What is your writing process?

I’ve got a collection of writing shirts—old, raggedy button-down things—I wear when working on a book, usually accompanied by several pots of coffee, black with no sugar. I don’t outline, take notes, any of that. Usually, I’ll keep a story simmering in my head until it starts to boil, then I just start typing. Each book has its own way of coming to fruition. With The Nature of Monsters, I took about a year hiatus after writing the first few chapters before returning to the story, simply because I didn’t feel I’d let it boil enough. But I wrote it chronologically in the span of maybe three months—that’s my typical time for writing a novel, three months—and wound up trimming about 100 manuscript pages from the final draft before feeling it was finished. But not all novels are written that way. With Via Dolorosa, I found myself jotting down segments, or chapters, out of order, and the book initially came together in a hodgepodge. That’s also a good tactic for negotiating around writer’s block—to skip the section that’s giving you trouble and write, say, the middle of the book.

I find outlines to be too restrictive. The extent of my notes are usually phrases or character names or a quick scene I want to remember scribbled in a black and white, string-bound notebook.

Do you enjoy music when you write and if so what kinds?
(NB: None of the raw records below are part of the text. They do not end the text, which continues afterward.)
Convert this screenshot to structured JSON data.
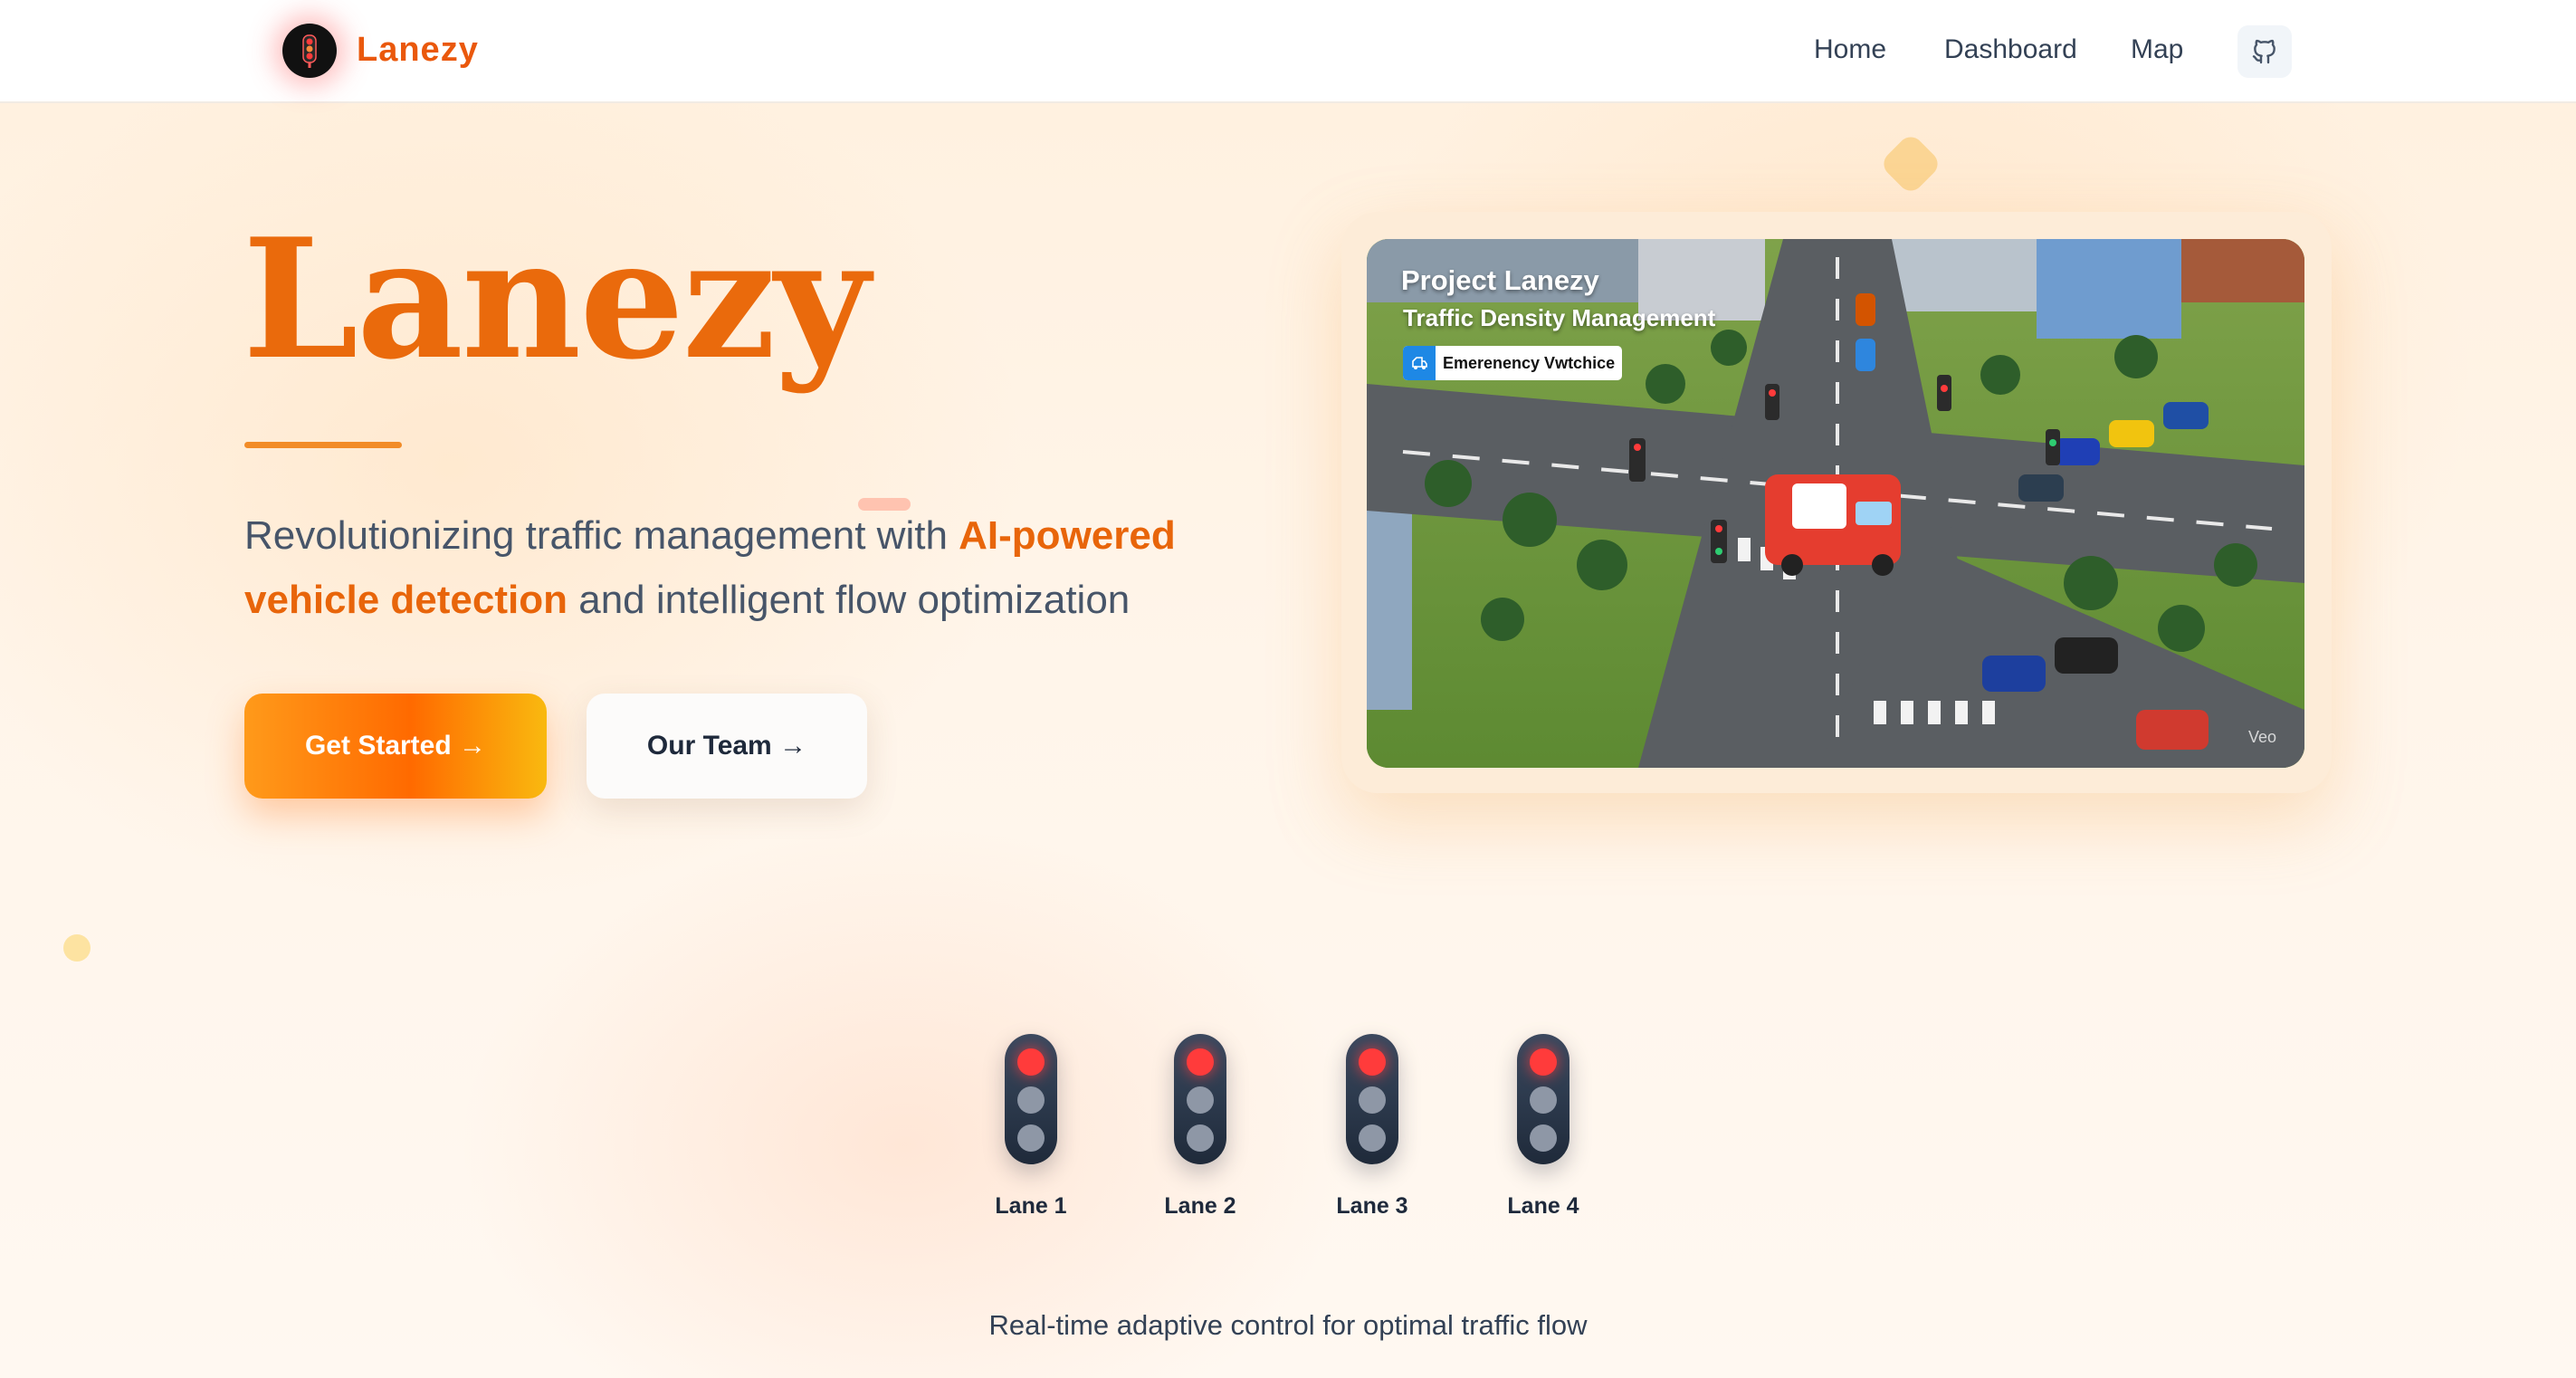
{
  "navbar": {
    "brand": "Lanezy",
    "links": [
      "Home",
      "Dashboard",
      "Map"
    ],
    "github_icon": "github-icon"
  },
  "hero": {
    "title": "Lanezy",
    "tagline": {
      "part1": "Revolutionizing traffic management with ",
      "highlight": "AI-powered vehicle detection",
      "part2": " and intelligent flow optimization"
    },
    "primary_button": "Get Started →",
    "secondary_button": "Our Team →"
  },
  "video": {
    "title": "Project Lanezy",
    "subtitle": "Traffic Density Management",
    "badge": "Emerenency Vwtchice",
    "watermark": "Veo"
  },
  "lanes": {
    "items": [
      {
        "label": "Lane 1",
        "state": "red"
      },
      {
        "label": "Lane 2",
        "state": "red"
      },
      {
        "label": "Lane 3",
        "state": "red"
      },
      {
        "label": "Lane 4",
        "state": "red"
      }
    ],
    "caption": "Real-time adaptive control for optimal traffic flow"
  },
  "colors": {
    "accent": "#ea580c",
    "primary_button_start": "#ff9a1a",
    "primary_button_end": "#f9b90f",
    "signal_red": "#ff3b3b"
  }
}
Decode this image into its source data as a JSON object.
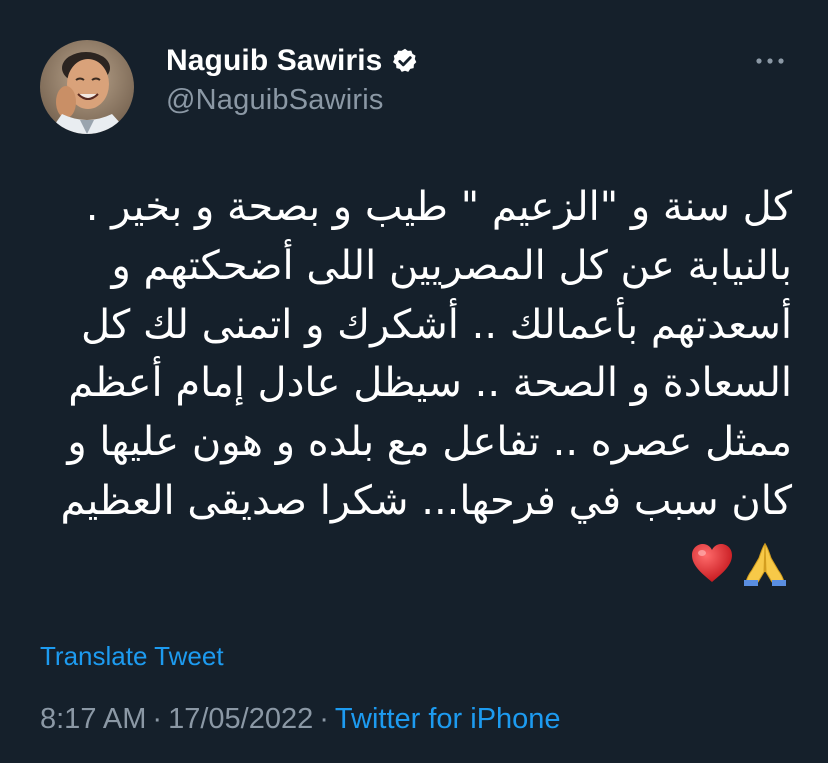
{
  "author": {
    "display_name": "Naguib Sawiris",
    "handle": "@NaguibSawiris",
    "verified": true,
    "avatar_icon": "profile-photo"
  },
  "menu": {
    "more_icon": "more-horizontal-icon"
  },
  "tweet": {
    "lines": [
      "كل سنة و  \"الزعيم \" طيب و بصحة و بخير .",
      "بالنيابة عن كل المصريين اللى أضحكتهم و",
      "أسعدتهم بأعمالك .. أشكرك و اتمنى لك كل",
      "السعادة و الصحة .. سيظل عادل إمام أعظم",
      "ممثل عصره .. تفاعل مع بلده و هون عليها و",
      "كان سبب في فرحها... شكرا صديقى العظيم"
    ],
    "emojis": [
      "folded-hands-emoji",
      "red-heart-emoji"
    ]
  },
  "actions": {
    "translate_label": "Translate Tweet"
  },
  "meta": {
    "time": "8:17 AM",
    "separator": "·",
    "date": "17/05/2022",
    "source": "Twitter for iPhone"
  },
  "colors": {
    "background": "#15202b",
    "text": "#ffffff",
    "secondary": "#8b98a5",
    "accent": "#1d9bf0"
  }
}
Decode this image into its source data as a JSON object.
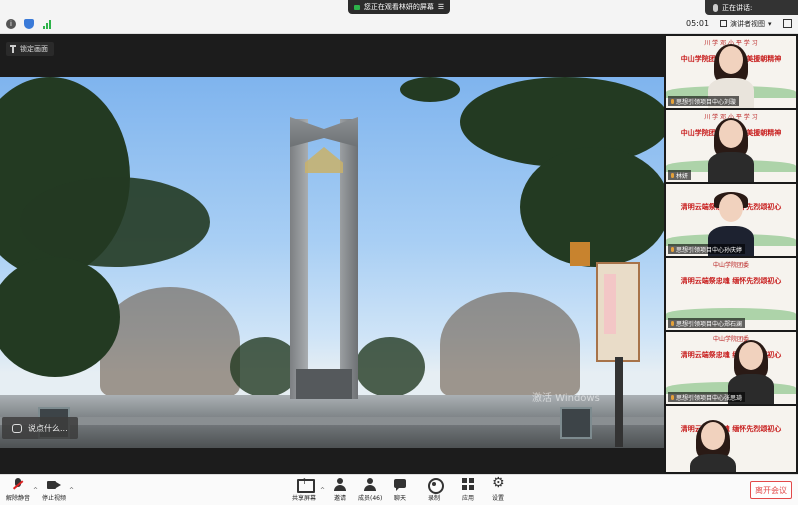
{
  "top": {
    "screen_banner": "您正在观看林妍的屏幕",
    "speaking": "正在讲话:",
    "timer": "05:01",
    "view_label": "演讲者视图"
  },
  "stage": {
    "pin_label": "锁定画面",
    "watermark": "激活 Windows",
    "chat_prompt": "说点什么..."
  },
  "gallery": {
    "tiles": [
      {
        "banner": "川 学 邓 小 平 学 习",
        "slogan": "中山学院团委 传承抗美援朝精神",
        "name": "思想引领项目中心刘璇"
      },
      {
        "banner": "川 学 邓 小 平 学 习",
        "slogan": "中山学院团委 传承抗美援朝精神",
        "name": "林妍"
      },
      {
        "banner": "",
        "slogan": "清明云端祭忠魂 缅怀先烈颂初心",
        "name": "思想引领项目中心孙庆婷"
      },
      {
        "banner": "中山学院团委",
        "slogan": "清明云端祭忠魂 缅怀先烈颂初心",
        "name": "思想引领项目中心郑石澜"
      },
      {
        "banner": "中山学院团委",
        "slogan": "清明云端祭忠魂 缅怀先烈颂初心",
        "name": "思想引领项目中心张思琦"
      },
      {
        "banner": "",
        "slogan": "清明云端祭忠魂 缅怀先烈颂初心",
        "name": ""
      }
    ]
  },
  "toolbar": {
    "unmute": "解除静音",
    "stop_video": "停止视频",
    "share": "共享屏幕",
    "invite": "邀请",
    "members": "成员(46)",
    "chat": "聊天",
    "record": "录制",
    "apps": "应用",
    "settings": "设置",
    "leave": "离开会议"
  },
  "colors": {
    "leave": "#e24a4a",
    "stage_bg": "#1c1c1c",
    "slogan_red": "#c71a1a"
  }
}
Depending on what I’m writing, I sometimes find it difficult to listen to music while I work. I think this is because I’m very involved in music, I love it, and I can easily lose myself in it, to the detriment of my writing. However, if I’m going to listen to something while writing, it’s going to be jazz—Dave Brubeck, John Coltrane, Miles Davis, you know the drill. Eric Alexander’s outstanding Nightlife in Tokyo hasn’t left my CD player in several weeks.